The Myanmar military's brutality against Rohingya has led to a conviction abroad, but has made the armed forces better known in their own country.
The activist Nyo Tun was imprisoned for 10 years as a public servant by Myanmar's army in the infamous Insein Penitentiary, where he suffered blows and other atrocities for his democratic work. Myanmar, long insulated by both election and global penalties, has seen change in recent years.
Aung San Suu Kyi, another former Nobel Peace Prize winner, was voted chief of a civil administration, leading to an alleviation of most penalties and an inflow of overseas investments. However, the most conspicuous shift may be the views of the Buddhist Burmese people on their military: an once scorned establishment has increased its appeal alongside an increase in popularism that has been associated with the suppression of Rohingya Muslims in Rakhine state in the west of Myanmar, which has claimed the lives of tens of thousands of people and more than 650,000 IDPs.
Whilst most of the outside is horrified by what UN and US authorities call "ethnic cleansing", which has become Asia's most serious human trafficking crises for centuries, many in Myanmar are supporting it. The Rohingya are seen as irregular Bangladeshi immigrants who pose a danger to domestic safety and override denunciation of violations.
What is the Rohingya crises in Myanmar for? They have gathered in towns across the nation to help the local people known as Tatmadaw. In November, the armed services said an in-house inquiry has acquitted its powers of assertions of atrocities. "We are very proud that the armed services have done the land good," said another.
It has been isolated from the outside world for years, and its constituents were not permitted to see world news, let alone having broadband connections. It was forbidden to talk about policy and demonstrations were forbidden. They have been trapped in civilian conflicts with rebel tribes struggling for self-determination and tribalism.
In those few cases where frustration turned into pro-democracy insurrections - as in 1988 and 2007 - the armed forces reacted with resounding strength, leaving behind the deaths or imprisonment of literally a hundred people. After the defeat in the 2015 elections, when the electorate sent out a clear signal that they would no longer-tolerate the military government, the armed forces concentrated on a "victorious formulation of violent and disparaging Rohingya and racial rebels," he said.
He said that the democratic process is "a fine job for them, because the memory of the past oppressions is fading in the population". What is most worrying for many commentators is the assistance the army has received from the militaries and former detainees who once stood up for the help of the multinational fellowship in disempowering the general.
"Due to transnational pressures and criticisms, the Myanmar population is more unified under the nationalist regime and the peoples are beginning to develop a strong sense of nationality, because this is not just a common case, it is about the story and policies of our country," said Ko Ko Ko Gyi, another former convict.

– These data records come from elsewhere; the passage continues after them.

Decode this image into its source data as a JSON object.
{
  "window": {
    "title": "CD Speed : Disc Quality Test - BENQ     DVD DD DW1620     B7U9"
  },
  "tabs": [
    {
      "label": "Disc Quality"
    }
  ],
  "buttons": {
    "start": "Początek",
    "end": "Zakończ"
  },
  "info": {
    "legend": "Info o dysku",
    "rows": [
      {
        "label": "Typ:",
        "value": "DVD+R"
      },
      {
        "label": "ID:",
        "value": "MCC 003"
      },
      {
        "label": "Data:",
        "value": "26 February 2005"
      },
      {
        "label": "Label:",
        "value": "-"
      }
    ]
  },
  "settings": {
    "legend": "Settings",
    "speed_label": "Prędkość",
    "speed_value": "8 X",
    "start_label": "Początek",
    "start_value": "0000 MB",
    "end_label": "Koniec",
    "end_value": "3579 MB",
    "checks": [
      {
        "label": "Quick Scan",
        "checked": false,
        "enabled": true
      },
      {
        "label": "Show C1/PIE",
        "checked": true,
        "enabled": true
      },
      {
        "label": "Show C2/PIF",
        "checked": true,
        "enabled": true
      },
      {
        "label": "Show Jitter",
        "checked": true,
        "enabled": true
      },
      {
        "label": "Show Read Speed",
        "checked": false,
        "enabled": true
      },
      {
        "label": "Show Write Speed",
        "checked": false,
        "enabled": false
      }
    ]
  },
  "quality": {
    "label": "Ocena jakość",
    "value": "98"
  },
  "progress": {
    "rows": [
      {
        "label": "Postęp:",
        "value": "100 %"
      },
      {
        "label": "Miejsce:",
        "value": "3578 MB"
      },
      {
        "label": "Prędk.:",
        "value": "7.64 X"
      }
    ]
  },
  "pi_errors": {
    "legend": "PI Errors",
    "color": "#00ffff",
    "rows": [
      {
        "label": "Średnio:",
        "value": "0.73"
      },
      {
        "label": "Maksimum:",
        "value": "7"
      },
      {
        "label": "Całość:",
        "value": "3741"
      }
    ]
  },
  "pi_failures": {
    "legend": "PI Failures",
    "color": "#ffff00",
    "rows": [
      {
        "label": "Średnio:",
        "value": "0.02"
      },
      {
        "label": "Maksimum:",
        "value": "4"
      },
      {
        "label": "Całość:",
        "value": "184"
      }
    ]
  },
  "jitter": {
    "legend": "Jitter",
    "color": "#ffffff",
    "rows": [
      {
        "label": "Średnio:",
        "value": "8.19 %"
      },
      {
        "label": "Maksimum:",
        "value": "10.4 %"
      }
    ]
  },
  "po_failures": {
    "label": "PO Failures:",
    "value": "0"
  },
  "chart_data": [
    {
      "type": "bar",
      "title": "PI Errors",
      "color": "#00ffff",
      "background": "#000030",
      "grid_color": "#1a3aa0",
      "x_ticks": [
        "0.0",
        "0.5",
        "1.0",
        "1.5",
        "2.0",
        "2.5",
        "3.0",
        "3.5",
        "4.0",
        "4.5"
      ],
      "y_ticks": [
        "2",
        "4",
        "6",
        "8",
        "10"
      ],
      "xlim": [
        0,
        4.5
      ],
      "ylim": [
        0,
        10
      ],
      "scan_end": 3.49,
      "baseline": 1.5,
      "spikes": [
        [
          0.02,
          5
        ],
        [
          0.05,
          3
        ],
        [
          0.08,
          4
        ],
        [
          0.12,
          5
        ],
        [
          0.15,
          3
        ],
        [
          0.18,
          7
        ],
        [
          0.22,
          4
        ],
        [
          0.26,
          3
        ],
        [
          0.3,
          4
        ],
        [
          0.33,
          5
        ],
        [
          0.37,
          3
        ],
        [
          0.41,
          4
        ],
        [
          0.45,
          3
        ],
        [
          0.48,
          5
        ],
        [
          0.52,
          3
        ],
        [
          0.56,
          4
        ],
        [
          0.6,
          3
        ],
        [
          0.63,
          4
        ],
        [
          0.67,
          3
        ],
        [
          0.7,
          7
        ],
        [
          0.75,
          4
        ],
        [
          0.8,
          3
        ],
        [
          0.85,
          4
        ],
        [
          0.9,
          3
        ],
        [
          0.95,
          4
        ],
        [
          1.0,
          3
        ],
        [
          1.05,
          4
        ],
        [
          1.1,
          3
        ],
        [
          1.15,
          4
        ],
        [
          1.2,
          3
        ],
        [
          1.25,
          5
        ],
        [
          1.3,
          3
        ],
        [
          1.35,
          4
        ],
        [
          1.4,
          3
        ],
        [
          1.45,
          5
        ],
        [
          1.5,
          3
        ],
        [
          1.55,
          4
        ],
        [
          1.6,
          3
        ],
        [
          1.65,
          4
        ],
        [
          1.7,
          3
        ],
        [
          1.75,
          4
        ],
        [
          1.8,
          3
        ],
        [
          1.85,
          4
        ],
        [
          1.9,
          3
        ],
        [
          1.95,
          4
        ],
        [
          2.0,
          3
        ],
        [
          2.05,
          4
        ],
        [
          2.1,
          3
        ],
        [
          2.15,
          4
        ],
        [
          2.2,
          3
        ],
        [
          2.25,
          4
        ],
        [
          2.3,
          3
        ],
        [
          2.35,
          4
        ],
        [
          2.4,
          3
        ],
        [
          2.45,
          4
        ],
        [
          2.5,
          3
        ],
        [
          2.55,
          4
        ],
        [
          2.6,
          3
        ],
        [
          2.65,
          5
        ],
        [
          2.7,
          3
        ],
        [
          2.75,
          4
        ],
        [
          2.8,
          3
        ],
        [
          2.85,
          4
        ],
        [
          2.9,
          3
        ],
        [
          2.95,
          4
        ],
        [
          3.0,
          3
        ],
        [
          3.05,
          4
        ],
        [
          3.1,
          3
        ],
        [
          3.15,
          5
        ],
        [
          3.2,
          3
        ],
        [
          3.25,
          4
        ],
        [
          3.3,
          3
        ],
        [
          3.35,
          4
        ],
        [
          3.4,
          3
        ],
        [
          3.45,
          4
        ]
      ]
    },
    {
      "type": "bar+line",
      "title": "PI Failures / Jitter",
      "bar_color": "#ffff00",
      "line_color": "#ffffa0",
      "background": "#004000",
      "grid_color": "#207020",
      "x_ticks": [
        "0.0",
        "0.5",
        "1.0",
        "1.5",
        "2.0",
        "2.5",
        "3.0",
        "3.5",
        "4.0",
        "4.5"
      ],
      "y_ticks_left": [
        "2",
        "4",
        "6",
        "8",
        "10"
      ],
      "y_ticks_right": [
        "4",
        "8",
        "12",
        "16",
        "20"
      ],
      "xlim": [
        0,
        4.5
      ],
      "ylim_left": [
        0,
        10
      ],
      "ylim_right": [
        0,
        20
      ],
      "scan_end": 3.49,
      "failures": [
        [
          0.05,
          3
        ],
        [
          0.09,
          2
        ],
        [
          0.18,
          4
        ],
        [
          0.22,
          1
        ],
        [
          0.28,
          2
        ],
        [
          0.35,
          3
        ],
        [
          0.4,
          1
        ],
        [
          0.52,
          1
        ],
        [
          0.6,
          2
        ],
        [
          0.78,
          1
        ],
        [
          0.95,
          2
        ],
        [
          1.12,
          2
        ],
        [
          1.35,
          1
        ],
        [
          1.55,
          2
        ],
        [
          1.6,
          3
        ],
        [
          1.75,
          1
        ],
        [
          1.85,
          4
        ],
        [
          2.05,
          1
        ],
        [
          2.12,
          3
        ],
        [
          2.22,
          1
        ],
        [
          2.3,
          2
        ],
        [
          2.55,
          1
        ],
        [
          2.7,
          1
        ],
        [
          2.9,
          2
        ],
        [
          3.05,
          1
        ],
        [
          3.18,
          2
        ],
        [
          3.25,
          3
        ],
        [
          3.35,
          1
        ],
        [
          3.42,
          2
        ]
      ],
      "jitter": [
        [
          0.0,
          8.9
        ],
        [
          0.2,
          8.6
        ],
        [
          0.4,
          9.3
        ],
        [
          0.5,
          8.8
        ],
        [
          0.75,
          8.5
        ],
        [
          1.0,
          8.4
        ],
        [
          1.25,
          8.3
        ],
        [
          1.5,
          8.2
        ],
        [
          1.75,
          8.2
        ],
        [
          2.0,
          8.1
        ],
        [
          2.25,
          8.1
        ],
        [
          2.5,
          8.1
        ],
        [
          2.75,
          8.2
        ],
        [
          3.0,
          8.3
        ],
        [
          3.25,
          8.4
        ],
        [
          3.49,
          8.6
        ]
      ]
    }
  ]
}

Instead of showing sympathy with the suppressed Rohingya, some of them became involved in bigoty against them. You consider them to be "fake news" of internationally spread rapes and murders. A number of former prisoner politicians believe their peers are misplaced. But Mathieson said that the army might find his newly discovered appeal ephemeral.
"He said that if individuals are beginning to realize that the army has still not carried out political or institutional reforms, or that their extremely aggressive behavior in the state of Rakhine has been isolating the land and driving Myanmar back into the hands of China, the grudge could come back.